Objective: Intestinal transplantation has become an option as a treatment for permanent intestinal failure. Endoscopy is an essential tool in assessing the intestinal allograft after intestinal transplantation. The aim of this study was to analyze our experience using endoscopy in intestinal transplant recipients.
Methods: This was a retrospective review of endoscopic and histological reports in 41 children who received an intestinal transplant between 1990 and 1995 at Children's Hospital of Pittsburgh.
Results: A total of 1273 endoscopies was performed of which 760 were ileoscopies via allograft ileostomy, 273 were upper endoscopies, and 240 were colonoscopies. One hundred four rejection episodes were documented histologically in 32 patients, 6 days to >4 yr after transplantation. Most episodes were mild and easily treated with increased immunosuppression; however, severe rejection with mucosal exfoliation was seen in nine patients. Rejection sometimes involved only part of the allograft. Endoscopic appearance alone without biopsies was sensitive enough to diagnose only 63% of the rejection episodes. Epstein-Barr and cytomegalovirus infections occurred in 11 and eight patients, respectively, and involved both native bowel and allograft in some. Complications of endoscopy were few: one perforation, three episodes of bleeding, and three episodes of transient respiratory compromise.

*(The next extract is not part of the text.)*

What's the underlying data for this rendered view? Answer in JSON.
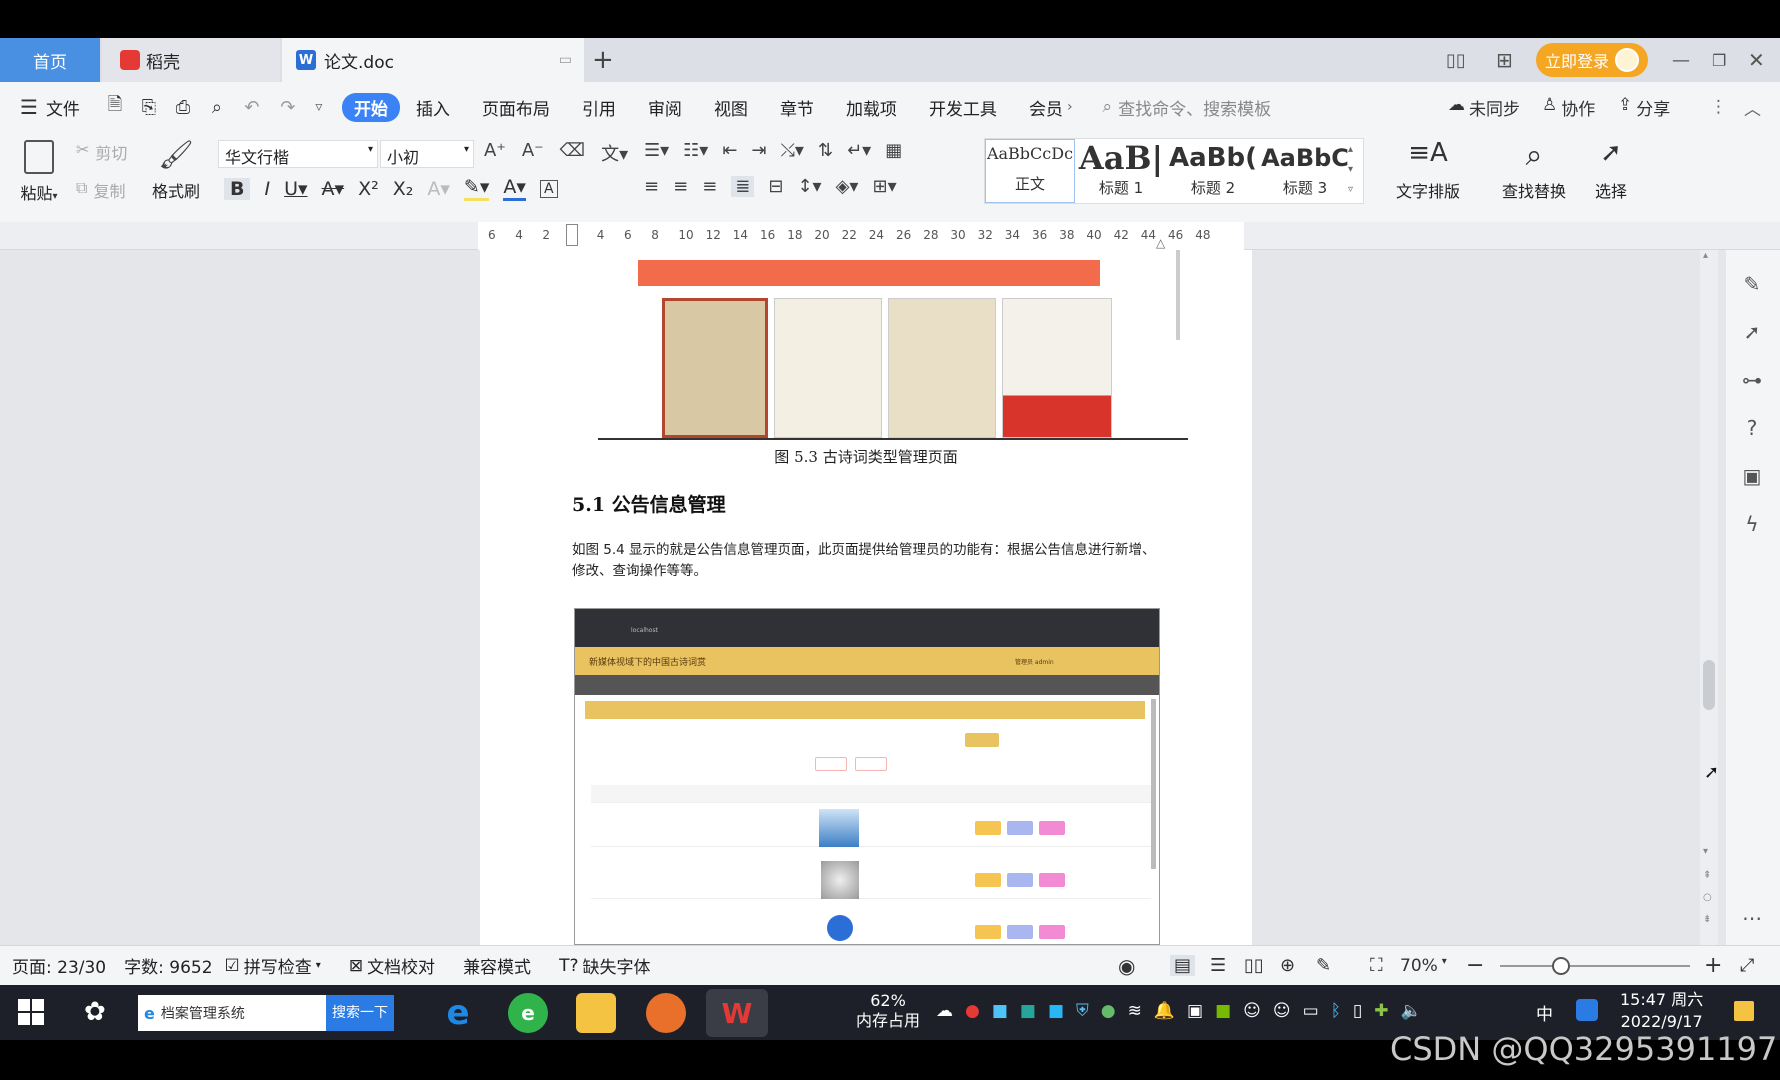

Conclusions: Endoscopy is an essential tool in the postoperative assessment of intestinal transplant recipients. Frequent surveillance ileoscopies with biopsies should be performed after transplantation. If patients clinically deteriorate with fever, diarrhea, bacteremia, or gastrointestinal bleeding and a clear cause is not elucidated by ileoscopy, an upper endoscopy with biopsies is indicated.